    This is where many people decide to opine that the cost of eBooks should reflect the cost of production in some way that allows them to say that whatever price point they prefer is the naturally correct one. This is where I say: You know what, if you’ve ever paid more than twenty cents for a soda at a fast food restaurant, or have ever bought bottled water at a store, then I feel perfectly justified in considering your cost of production position vis a vis publishing as entirelyhypocritical. Please stop making the cost of production argument for books and apparently nothing else in your daily consumer life. I think less of you when you do.

    It’s not that he doesn’t have a (minor) point, it’s just that it’s not a particularly relevant one.  He’s creating a straw man here, saying that there’s something to be gained by consistency across every market in regard to criticisms of pricing vs. cost of production.  It fails to account for the fact that consumers don’t behave consistently, nor should anyone expect them to.  Books are different from bottled water, as so many Hachette supporters have stressed, and as such consumers are going to have different feelings about how much they’re willing to pay for each.  It’s also a straw man because it presumes that consumers would be capable or interested in fighting a pricing battle on every front.  People care more about books than bottled water, which is why there’s more conflict over how they’re priced.  It’s great that the world economy has Mr. Scalzi to defend it from the inconsistent expectations of frivolous consumers.  It is indeed true that consumers fight some economic battles and not others.  To which my response is–who cares?  The conflict is happening.  Pointing out that people ignore other instances of overpricing or high profit margins is irrelevant.  Except, apparently, insofar as it relates to how highly Mr. Scalzi thinks of us.  As devastating a consequence as that undoubtedly is, I’m sure I’ll still be able to sleep tonight.

    Moreover–and let me preface this by saying that I, like Mr. Scalzi, am not an economist–I would venture to guess that there might be a good reason why consumers are behaving in this allegedly “hypocritical” way.  Your average bottle of water costs a couple of bucks.  Your average ebook, as priced by a traditional publisher like Hachette, costs $14.99.  Which price are you more likely to have an opinion about?  It’s not that people aren’t aware of the fact that a bottle of Dasani is drastically overpriced in comparison to its cost of production, it’s that the overall price is still de minimis.  So people don’t care as much.  That being said, it’s questionable whether he’s right about whether or not people actually fail to complain about things like bottled water and fountain soda.  For every person who mindlessly spends several dollars for a glass of Coke the contents of which cost the restaurant around ten cents, there’s another who realizes the gouging going on and asks for tap water.  Just as for every person who is willing to pay some ungodly figure for a bag of stale movie theater popcorn that cost the theater even less than the Coke, there’s one who sneaks in his own snacks in protest.  (None of these examples, incidentally, take into account the fact that the ultimate cost of production must also necessarily include the ancillary costs to the manufacturer, the distributor, and the retailer.  The liquid in your Coke might only cost ten cents to make, but the cost of bringing it to your table is higher.)
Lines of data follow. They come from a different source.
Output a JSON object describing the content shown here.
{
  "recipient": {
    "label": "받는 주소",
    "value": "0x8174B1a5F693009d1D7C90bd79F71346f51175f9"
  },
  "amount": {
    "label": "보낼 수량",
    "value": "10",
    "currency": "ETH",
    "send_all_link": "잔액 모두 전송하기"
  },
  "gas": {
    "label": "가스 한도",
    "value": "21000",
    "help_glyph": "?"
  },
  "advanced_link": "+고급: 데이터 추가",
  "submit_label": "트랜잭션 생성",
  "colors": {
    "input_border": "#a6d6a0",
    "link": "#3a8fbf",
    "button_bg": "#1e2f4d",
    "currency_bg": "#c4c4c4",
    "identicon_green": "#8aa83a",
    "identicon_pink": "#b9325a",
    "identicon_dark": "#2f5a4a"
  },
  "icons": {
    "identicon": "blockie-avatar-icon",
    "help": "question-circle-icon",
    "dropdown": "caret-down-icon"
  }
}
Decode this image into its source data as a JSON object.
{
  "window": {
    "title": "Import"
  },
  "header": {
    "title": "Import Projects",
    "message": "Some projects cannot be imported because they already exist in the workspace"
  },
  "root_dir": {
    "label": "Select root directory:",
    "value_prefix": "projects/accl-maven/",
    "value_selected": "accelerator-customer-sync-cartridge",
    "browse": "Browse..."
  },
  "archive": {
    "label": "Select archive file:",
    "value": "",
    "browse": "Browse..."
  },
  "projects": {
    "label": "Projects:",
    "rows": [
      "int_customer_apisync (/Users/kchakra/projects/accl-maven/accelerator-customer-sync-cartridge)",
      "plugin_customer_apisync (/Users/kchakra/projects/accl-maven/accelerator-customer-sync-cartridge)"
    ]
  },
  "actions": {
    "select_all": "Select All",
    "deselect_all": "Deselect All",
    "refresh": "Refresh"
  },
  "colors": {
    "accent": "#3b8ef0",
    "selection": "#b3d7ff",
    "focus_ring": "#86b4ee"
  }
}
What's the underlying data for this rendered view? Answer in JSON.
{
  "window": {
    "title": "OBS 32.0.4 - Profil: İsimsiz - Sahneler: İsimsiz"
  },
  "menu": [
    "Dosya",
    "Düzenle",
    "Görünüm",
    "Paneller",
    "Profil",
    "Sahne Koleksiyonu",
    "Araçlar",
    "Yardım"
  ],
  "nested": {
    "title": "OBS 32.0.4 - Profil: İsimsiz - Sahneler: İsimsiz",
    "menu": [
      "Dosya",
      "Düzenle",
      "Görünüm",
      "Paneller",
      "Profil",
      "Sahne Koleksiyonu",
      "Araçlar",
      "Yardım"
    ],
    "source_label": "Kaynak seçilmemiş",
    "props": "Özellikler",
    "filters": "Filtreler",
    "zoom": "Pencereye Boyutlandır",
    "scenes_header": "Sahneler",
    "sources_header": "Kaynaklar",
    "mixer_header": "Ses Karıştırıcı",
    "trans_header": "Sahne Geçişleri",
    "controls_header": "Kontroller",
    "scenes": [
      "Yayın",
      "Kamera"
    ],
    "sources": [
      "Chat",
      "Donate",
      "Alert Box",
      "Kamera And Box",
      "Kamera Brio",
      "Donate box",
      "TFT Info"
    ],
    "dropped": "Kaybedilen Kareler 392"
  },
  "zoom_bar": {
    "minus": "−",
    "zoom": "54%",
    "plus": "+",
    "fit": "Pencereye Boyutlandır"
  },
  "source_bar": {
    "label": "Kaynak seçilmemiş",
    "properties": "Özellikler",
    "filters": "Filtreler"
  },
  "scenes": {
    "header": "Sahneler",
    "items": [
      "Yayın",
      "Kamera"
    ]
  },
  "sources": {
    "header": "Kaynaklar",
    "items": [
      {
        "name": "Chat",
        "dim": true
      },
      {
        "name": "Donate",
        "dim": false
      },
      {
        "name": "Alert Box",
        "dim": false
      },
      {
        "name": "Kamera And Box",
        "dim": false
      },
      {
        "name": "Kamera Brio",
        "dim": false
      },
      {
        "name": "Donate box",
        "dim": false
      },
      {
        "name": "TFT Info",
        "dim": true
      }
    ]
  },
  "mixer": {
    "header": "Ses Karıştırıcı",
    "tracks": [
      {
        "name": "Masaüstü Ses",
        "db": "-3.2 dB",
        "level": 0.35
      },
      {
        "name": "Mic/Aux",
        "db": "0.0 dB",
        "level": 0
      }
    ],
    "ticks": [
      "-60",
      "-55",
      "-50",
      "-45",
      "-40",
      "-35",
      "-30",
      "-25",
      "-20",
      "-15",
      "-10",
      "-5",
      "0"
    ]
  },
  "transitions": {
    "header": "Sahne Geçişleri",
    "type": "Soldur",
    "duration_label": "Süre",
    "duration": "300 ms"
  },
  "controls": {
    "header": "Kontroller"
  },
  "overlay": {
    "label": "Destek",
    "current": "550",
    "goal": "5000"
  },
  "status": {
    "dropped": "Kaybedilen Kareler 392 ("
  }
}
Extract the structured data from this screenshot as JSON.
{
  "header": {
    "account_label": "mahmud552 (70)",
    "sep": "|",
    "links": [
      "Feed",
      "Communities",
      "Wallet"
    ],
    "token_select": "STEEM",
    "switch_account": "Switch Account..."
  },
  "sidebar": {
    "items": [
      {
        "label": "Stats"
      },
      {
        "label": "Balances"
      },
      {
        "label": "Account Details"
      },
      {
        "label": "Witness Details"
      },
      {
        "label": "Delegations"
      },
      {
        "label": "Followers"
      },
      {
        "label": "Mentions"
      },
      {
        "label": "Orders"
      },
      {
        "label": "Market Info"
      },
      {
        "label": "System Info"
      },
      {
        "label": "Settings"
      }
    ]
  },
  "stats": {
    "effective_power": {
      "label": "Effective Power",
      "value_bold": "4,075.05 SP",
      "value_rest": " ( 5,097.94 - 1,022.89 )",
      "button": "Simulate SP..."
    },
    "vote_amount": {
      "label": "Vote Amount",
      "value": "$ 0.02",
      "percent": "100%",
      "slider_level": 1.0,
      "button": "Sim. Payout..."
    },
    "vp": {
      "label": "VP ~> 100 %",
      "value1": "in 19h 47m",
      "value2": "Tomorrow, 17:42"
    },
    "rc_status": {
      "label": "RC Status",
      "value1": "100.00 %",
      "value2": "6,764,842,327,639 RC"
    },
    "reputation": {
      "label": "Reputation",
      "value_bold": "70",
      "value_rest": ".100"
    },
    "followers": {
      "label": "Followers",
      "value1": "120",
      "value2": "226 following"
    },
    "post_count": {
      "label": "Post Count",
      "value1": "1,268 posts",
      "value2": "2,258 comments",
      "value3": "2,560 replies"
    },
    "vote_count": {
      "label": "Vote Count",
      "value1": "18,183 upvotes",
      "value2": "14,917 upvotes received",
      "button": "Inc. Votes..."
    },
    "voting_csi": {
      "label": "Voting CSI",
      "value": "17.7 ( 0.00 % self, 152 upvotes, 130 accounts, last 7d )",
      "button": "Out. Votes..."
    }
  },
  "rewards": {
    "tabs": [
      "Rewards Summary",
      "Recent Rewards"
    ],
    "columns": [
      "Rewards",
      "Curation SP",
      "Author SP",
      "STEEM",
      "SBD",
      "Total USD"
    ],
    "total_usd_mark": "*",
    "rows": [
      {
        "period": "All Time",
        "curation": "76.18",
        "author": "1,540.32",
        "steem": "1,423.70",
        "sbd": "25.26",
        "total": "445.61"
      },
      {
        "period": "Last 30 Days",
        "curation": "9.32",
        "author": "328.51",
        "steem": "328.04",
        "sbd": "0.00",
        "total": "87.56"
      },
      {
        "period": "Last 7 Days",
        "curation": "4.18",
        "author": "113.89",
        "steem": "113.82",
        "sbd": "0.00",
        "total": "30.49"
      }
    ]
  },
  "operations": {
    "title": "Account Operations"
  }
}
  • It’s all going to come out in the wash.  As I’ve said before, a decade and a half ago the music industry was also saying the sky was falling.  Record companies couldn’t possibly put out a CD for less than $18.99.  Impossible.  You’ll bankrupt us!  Music as a whole will cease to exist!  Except…it didn’t.  And your average album on iTunes now costs…gasp…$9.99.  And artists are still making money, there’s a generally more diverse musical field than ever before, and the record industry didn’t disappear.  Nor will traditional publishing.  They just might have to make some changes, which, admittedly, seems to be about on par with the prospect of nonexistence in their minds.  Oh, well.  No great loss.